It was the only way he could do this job.

He floated around Tiel for two more orbits before finally answering the relentless almost mindless request for identification and course by the Tiel Capital.

“Ambassador X de Alenda requesting diplomatic courtesies and permission to land in the capital.”

“permission granted,” the staticy voice spoke. It wasn’t a Progons. The Ambassador might never actually interact with a Progon his entire time on the planet. It was a machine the Progons had built that gave him his clearance. The machines were why the Progons were though of as a race of robots. The Progons themselves were much more insidious than robots. They had feelings and art and culture of a sort. But they were individuals made up of an electrical circuit. Their beliefs were so alien it was almost impossible for waterbag like the Ambassador to grasp them. That alone wouldn’t have been so bad if the Progons were not also convinced that they alone had the pure and dominant culture and all other beings deserved subservience, much like their machines.

“If only the robots really did rise up against their masters, ever,” mused the Ambassador. Then he took The Verity out of orbit and headed it down to the surface to begin his mission.

February 1, 2014: 2:15 am: Pilot X, writing

Encyclopedia Alendia

Progons – A race of pure electricity that houses itself in great machines.

Home planet: Tiel, which means “One”

Progons are often mistakenly thought of as a collective because of their basis in electricity. However Progons are individuals and do not and cannot merge into larger collective existence.

Unlike most biological entities, the Progons evolution was not driven by replication. While Alendans evolution centered on replication, electrical impulses did evolve in support of that. Progons early forms were driven by circuit completion with replication later supporting that.

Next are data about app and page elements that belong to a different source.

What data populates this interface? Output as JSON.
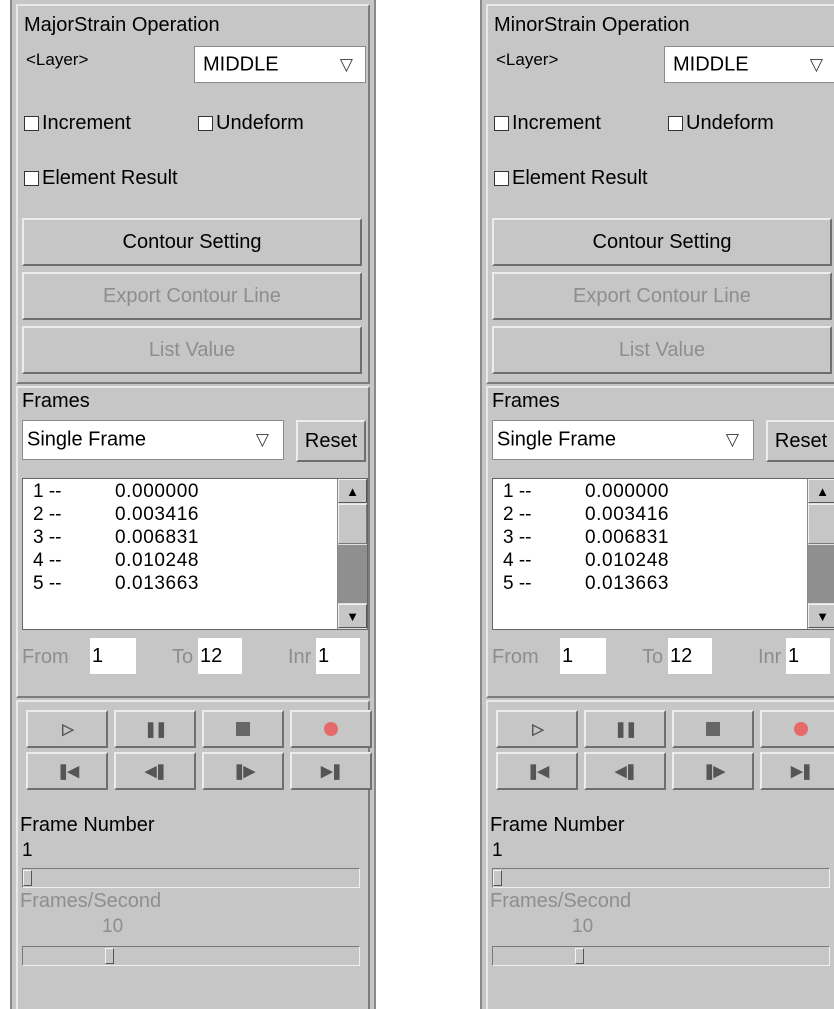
{
  "panels": [
    {
      "title": "MajorStrain Operation",
      "layer_label": "<Layer>",
      "layer_value": "MIDDLE",
      "checkboxes": {
        "increment": "Increment",
        "undeform": "Undeform",
        "element_result": "Element Result"
      },
      "buttons": {
        "contour_setting": "Contour Setting",
        "export_contour_line": "Export Contour Line",
        "list_value": "List Value"
      },
      "frames": {
        "title": "Frames",
        "mode": "Single Frame",
        "reset": "Reset",
        "rows": [
          {
            "idx": "1 --",
            "val": "0.000000"
          },
          {
            "idx": "2 --",
            "val": "0.003416"
          },
          {
            "idx": "3 --",
            "val": "0.006831"
          },
          {
            "idx": "4 --",
            "val": "0.010248"
          },
          {
            "idx": "5 --",
            "val": "0.013663"
          }
        ],
        "from_label": "From",
        "from_value": "1",
        "to_label": "To",
        "to_value": "12",
        "inr_label": "Inr",
        "inr_value": "1"
      },
      "player": {
        "frame_number_label": "Frame Number",
        "frame_number_value": "1",
        "frame_position": 0.0,
        "fps_label": "Frames/Second",
        "fps_value": "10",
        "fps_position": 0.25
      }
    },
    {
      "title": "MinorStrain Operation",
      "layer_label": "<Layer>",
      "layer_value": "MIDDLE",
      "checkboxes": {
        "increment": "Increment",
        "undeform": "Undeform",
        "element_result": "Element Result"
      },
      "buttons": {
        "contour_setting": "Contour Setting",
        "export_contour_line": "Export Contour Line",
        "list_value": "List Value"
      },
      "frames": {
        "title": "Frames",
        "mode": "Single Frame",
        "reset": "Reset",
        "rows": [
          {
            "idx": "1 --",
            "val": "0.000000"
          },
          {
            "idx": "2 --",
            "val": "0.003416"
          },
          {
            "idx": "3 --",
            "val": "0.006831"
          },
          {
            "idx": "4 --",
            "val": "0.010248"
          },
          {
            "idx": "5 --",
            "val": "0.013663"
          }
        ],
        "from_label": "From",
        "from_value": "1",
        "to_label": "To",
        "to_value": "12",
        "inr_label": "Inr",
        "inr_value": "1"
      },
      "player": {
        "frame_number_label": "Frame Number",
        "frame_number_value": "1",
        "frame_position": 0.0,
        "fps_label": "Frames/Second",
        "fps_value": "10",
        "fps_position": 0.25
      }
    }
  ]
}
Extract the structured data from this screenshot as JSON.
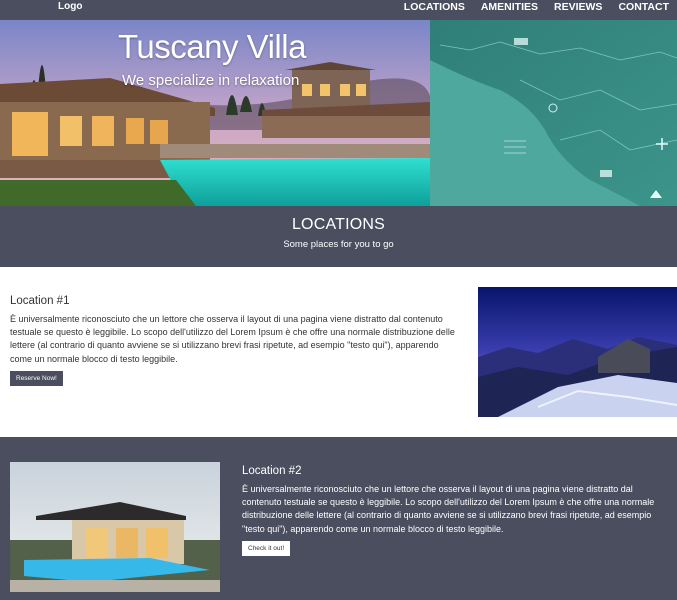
{
  "nav": {
    "logo": "Logo",
    "items": [
      "LOCATIONS",
      "AMENITIES",
      "REVIEWS",
      "CONTACT"
    ]
  },
  "hero": {
    "title": "Tuscany Villa",
    "subtitle": "We specialize in relaxation"
  },
  "locations_section": {
    "title": "LOCATIONS",
    "subtitle": "Some places for you to go"
  },
  "locations": [
    {
      "title": "Location #1",
      "description": "È universalmente riconosciuto che un lettore che osserva il layout di una pagina viene distratto dal contenuto testuale se questo è leggibile. Lo scopo dell'utilizzo del Lorem Ipsum è che offre una normale distribuzione delle lettere (al contrario di quanto avviene se si utilizzano brevi frasi ripetute, ad esempio \"testo qui\"), apparendo come un normale blocco di testo leggibile.",
      "button": "Reserve Now!"
    },
    {
      "title": "Location #2",
      "description": "È universalmente riconosciuto che un lettore che osserva il layout di una pagina viene distratto dal contenuto testuale se questo è leggibile. Lo scopo dell'utilizzo del Lorem Ipsum è che offre una normale distribuzione delle lettere (al contrario di quanto avviene se si utilizzano brevi frasi ripetute, ad esempio \"testo qui\"), apparendo come un normale blocco di testo leggibile.",
      "button": "Check it out!"
    }
  ],
  "colors": {
    "nav_bg": "#4a4e5e",
    "map_teal": "#3f8f85",
    "pool": "#37d6c4"
  }
}
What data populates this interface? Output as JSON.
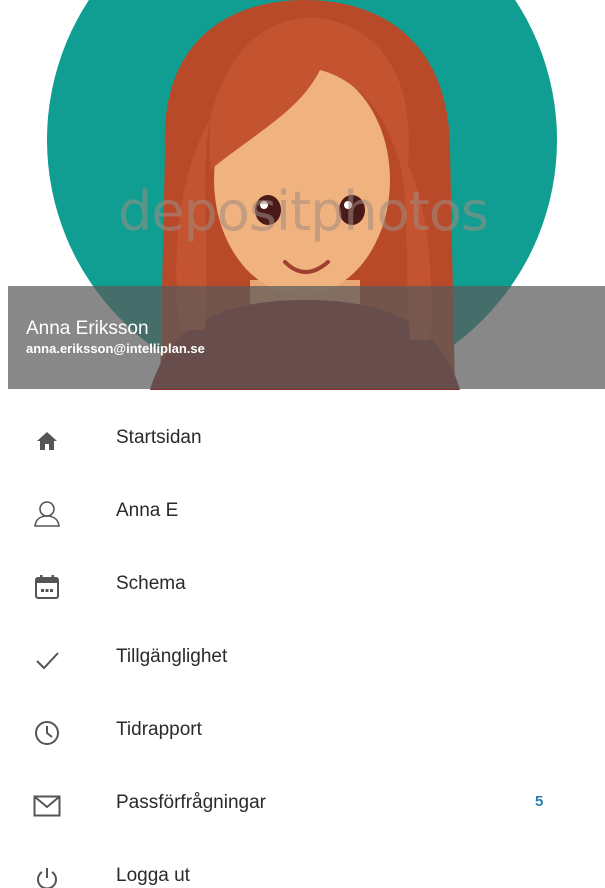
{
  "header": {
    "watermark": "depositphotos",
    "name": "Anna Eriksson",
    "email": "anna.eriksson@intelliplan.se"
  },
  "menu": {
    "items": [
      {
        "label": "Startsidan",
        "icon": "home-icon"
      },
      {
        "label": "Anna E",
        "icon": "user-icon"
      },
      {
        "label": "Schema",
        "icon": "calendar-icon"
      },
      {
        "label": "Tillgänglighet",
        "icon": "checkmark-icon"
      },
      {
        "label": "Tidrapport",
        "icon": "clock-icon"
      },
      {
        "label": "Passförfrågningar",
        "icon": "mail-icon",
        "badge": "5"
      },
      {
        "label": "Logga ut",
        "icon": "power-icon"
      }
    ]
  },
  "colors": {
    "avatar_background": "#109e92",
    "hair": "#c4532f",
    "skin": "#f0b27e",
    "badge": "#2a7fae"
  }
}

The major step for Progon civilization was inhabiting Proroqs which allowed them mobility. Proroqs are a feature of Tiel that are natural formations that can move easily.

Primitive Progons were limited to inhabiting Proroqs but eventually learned to construct larger and more efficient machines. Eventually Progons created automata that could follow programming to build amazing cities and vehicles to leave the planet.

Actual protons exist in circuits in the great machines on Tiel. The protons most Alendans might encounter are simply robots or other automata controlled from Tiel.

Communication

Progons can send electrical signals instantaneously over long distances as well as through time. This capability has plowed them to explore the universe without leaving their home planet. Their automata expand and sometimes conquer while under homebound Progon control.

While Progon circuits can travel off planet the Progons themselves dislike travel greatly and it is an extreme rarity for an actual Progon to leave the planet.

Evolution causality controversy

Because Progons can communicate through time, some theories suggest they have caused their own evolution by sending instructions to the primitive Progons to guide them in creating machines outside the Proroqs. The Progons deny this saying it is impractical to communicate anything of significance to primitive Progons.

Most scientists believe the paradox could not be balanced and accept the Progons assurances. Alendans ave visited Progon history and have not found any evidence of interference from the future in their evolution.

Diplomacy

Critics of Progon society say the regime has eliminated all society in order to create a culture of soldiery. Progon automata are warlike and the Progons have expanded to rule over large mounts of space centered around Tiel and the other central worlds.

The Progons and Sensaurians have no diplomatic relations but keep an uneasy distance between their two cultures. Alendans have fought fierce wars with the Progons at times but also maintain large amounts of peacetime as well. In peaceful sections of time, diplomats are often placed on Tiel, though most do not stay for extended periods for various reasons.

Accusations of a secret time war have persisted against the Progons by many sectors of Alendan and other society but no evidence for such a war has yet been uncovered.

Next Page »